Millennials should consider moving back home

Millennials should consider moving back home

August 27, 2015

Move in with Mum and Dad
According to a 2011 Statistics Canada census, 25 percent of young adults between the ages of 25 and 29 live at home.

Millennials should consider moving back home and living with their parents.

This could be the only way this generation will solve its two main problems. The first problem is the growing amount of student debt.

The second problem is the high cost of housing: both rental accommodation and homeownership.

Millennials are age 15 to 35 and for many there is no logical way to live on their own while reducing their debt. The numbers just don’t add up.

This generation faces significant financial hurdles. To clear these hurdles they must do things differently.

The initial reaction of their parents might be that moving back home is an avoidance of assuming adult life. Sounds good in theory but in reality, the world has changed.

During the time their parents entered young adulthood large student loans were uncommon and housing costs were much more affordable. Plus their parents’ job opportunities were stronger.

The cost of post-secondary education has escalated and many students stay in school longer. One degree used to be a bonus decades ago; however, now many students strive to complete at least two degrees.

According to a 2011 Statistics Canada census, 25 percent of young adults between the ages of 25 and 29 live at home. That has doubled since 1981. For many, the term “boomerang generation” was derogatory as if children did not have the ability to leave the nest. If a child is attempting to manage their finances prudently they should be commended for living at home if that improves their finances.

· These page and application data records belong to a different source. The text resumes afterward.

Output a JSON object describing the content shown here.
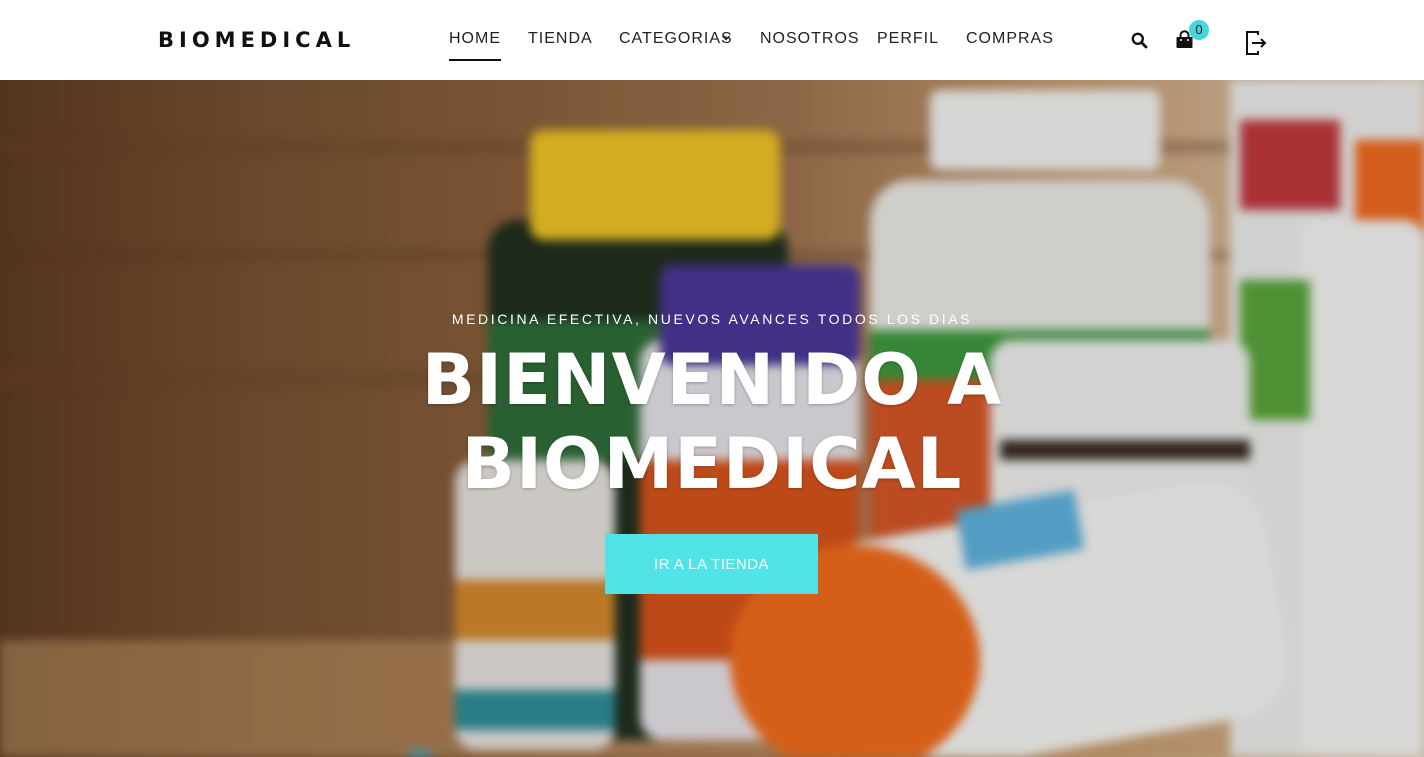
{
  "brand": {
    "name": "BIOMEDICAL"
  },
  "nav": {
    "items": [
      {
        "label": "HOME",
        "active": true
      },
      {
        "label": "TIENDA",
        "active": false
      },
      {
        "label": "CATEGORIAS",
        "active": false,
        "has_dropdown": true
      },
      {
        "label": "NOSOTROS",
        "active": false
      },
      {
        "label": "PERFIL",
        "active": false
      },
      {
        "label": "COMPRAS",
        "active": false
      }
    ]
  },
  "toolbar": {
    "search_icon": "search-icon",
    "cart_icon": "shopping-bag-icon",
    "cart_count": "0",
    "logout_icon": "logout-icon"
  },
  "hero": {
    "tagline": "MEDICINA EFECTIVA, NUEVOS AVANCES TODOS LOS DIAS",
    "title_line1": "BIENVENIDO A",
    "title_line2": "BIOMEDICAL",
    "cta_label": "IR A LA TIENDA"
  },
  "colors": {
    "accent": "#52e3e6",
    "badge": "#43d7dd",
    "text_dark": "#111111",
    "header_bg": "#ffffff"
  }
}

Returning home can be a sacrifice for a young adult after living on their own while away at school. It is an adjustment for all concerned to once again live under one roof.Millenials should move home

Although living under one roof with parents can have significant financial benefits for the child, there are added costs to running the household.

Can the parent afford to absorb these costs or should the child contribute?

That is a financial discussion that can occur between the parents and child. One option is the child contributes to the household expenses.

This would be better financially for the parents to have the child at home. Even while contributing to household expenses it is less expensive for the child than having their own place.

All people, young and old, have their own financial objectives and priorities. A large part of our disposable income is set aside for housing.

Understanding the financial implications of shared accommodations is a good first step to setting up a strong financial structure.

We encourage members of the millennium generation and their parents to discuss the pros and cons of living under one roof.

Watson Investments
Sign-up to our newsletter